Problem: If a line in the entries below includes "label", pick it out and copy it.

Provided entries:
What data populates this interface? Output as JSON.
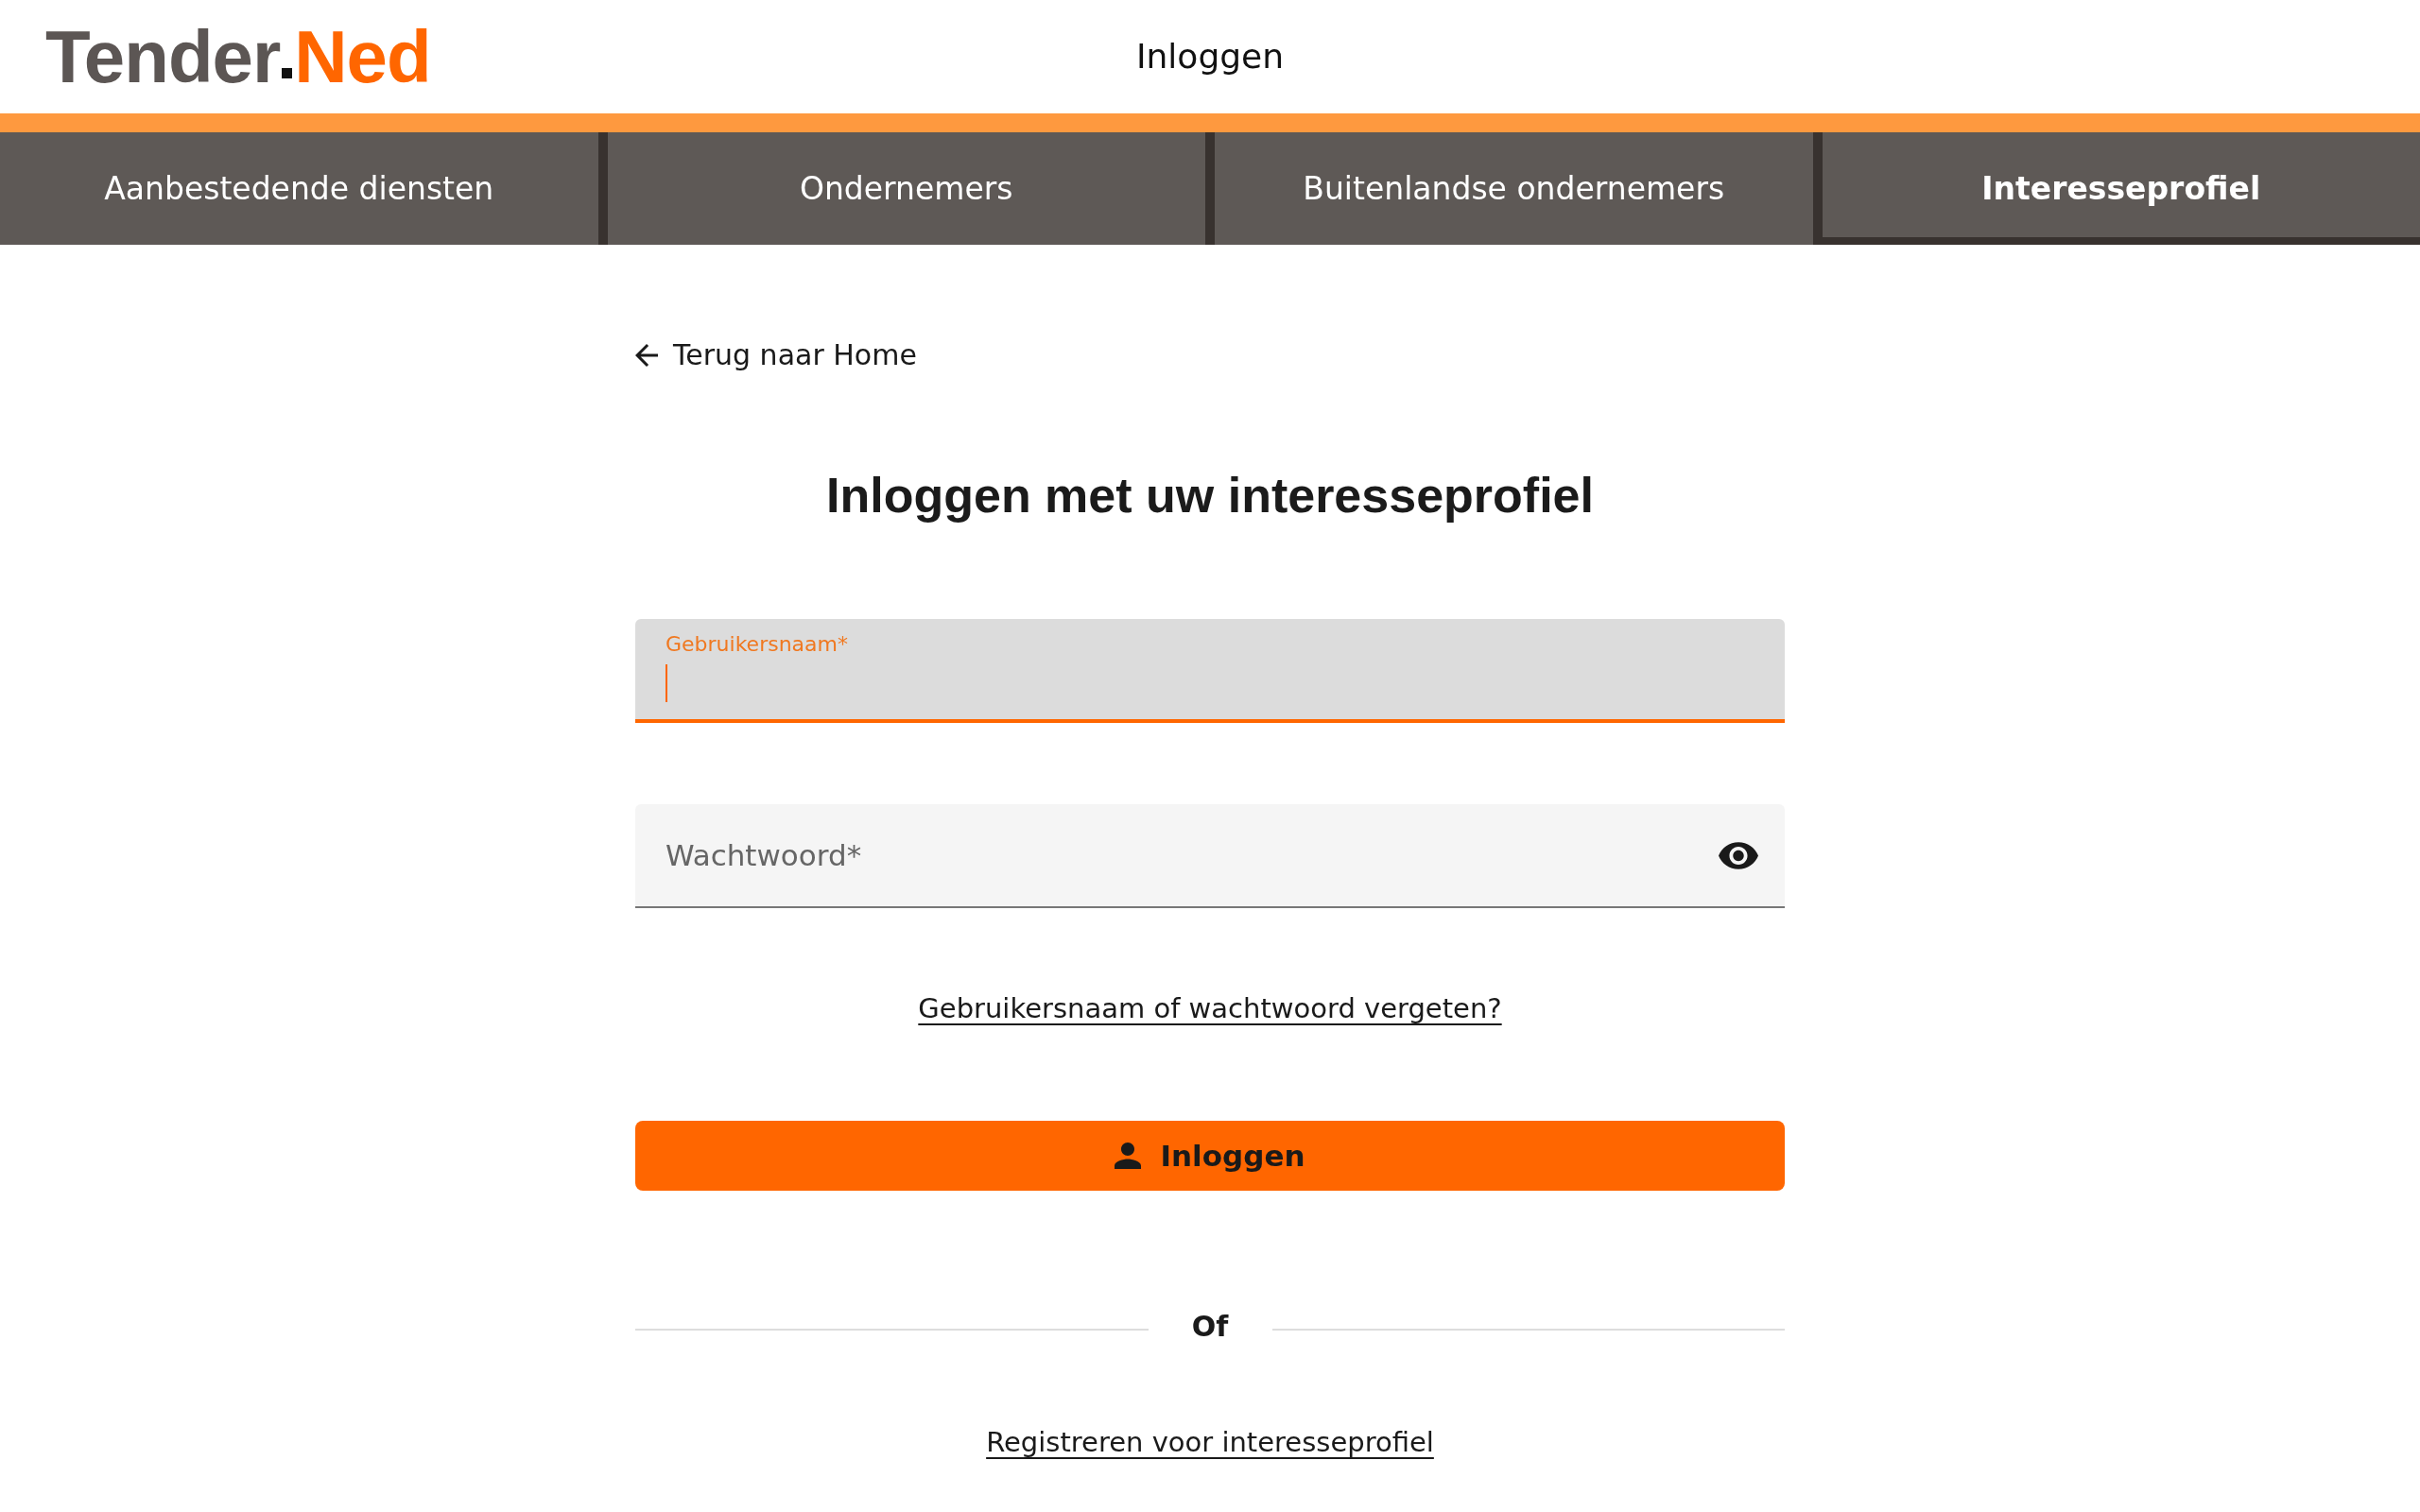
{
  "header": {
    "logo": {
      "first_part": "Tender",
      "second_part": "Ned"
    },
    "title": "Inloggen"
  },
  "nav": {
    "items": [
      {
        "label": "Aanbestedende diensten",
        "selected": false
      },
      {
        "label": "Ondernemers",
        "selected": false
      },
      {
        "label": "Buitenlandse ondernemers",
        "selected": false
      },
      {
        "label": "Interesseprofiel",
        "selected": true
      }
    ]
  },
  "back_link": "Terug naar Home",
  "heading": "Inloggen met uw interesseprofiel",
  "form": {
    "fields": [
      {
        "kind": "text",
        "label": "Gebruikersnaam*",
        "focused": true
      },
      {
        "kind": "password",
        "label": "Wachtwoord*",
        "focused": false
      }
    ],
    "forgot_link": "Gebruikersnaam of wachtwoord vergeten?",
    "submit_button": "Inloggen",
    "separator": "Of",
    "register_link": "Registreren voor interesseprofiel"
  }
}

Exercise answer:
        "label": "Aanbestedende diensten",
        "label": "Ondernemers",
        "label": "Buitenlandse ondernemers",
        "label": "Interesseprofiel",
        "label": "Gebruikersnaam*",
        "label": "Wachtwoord*",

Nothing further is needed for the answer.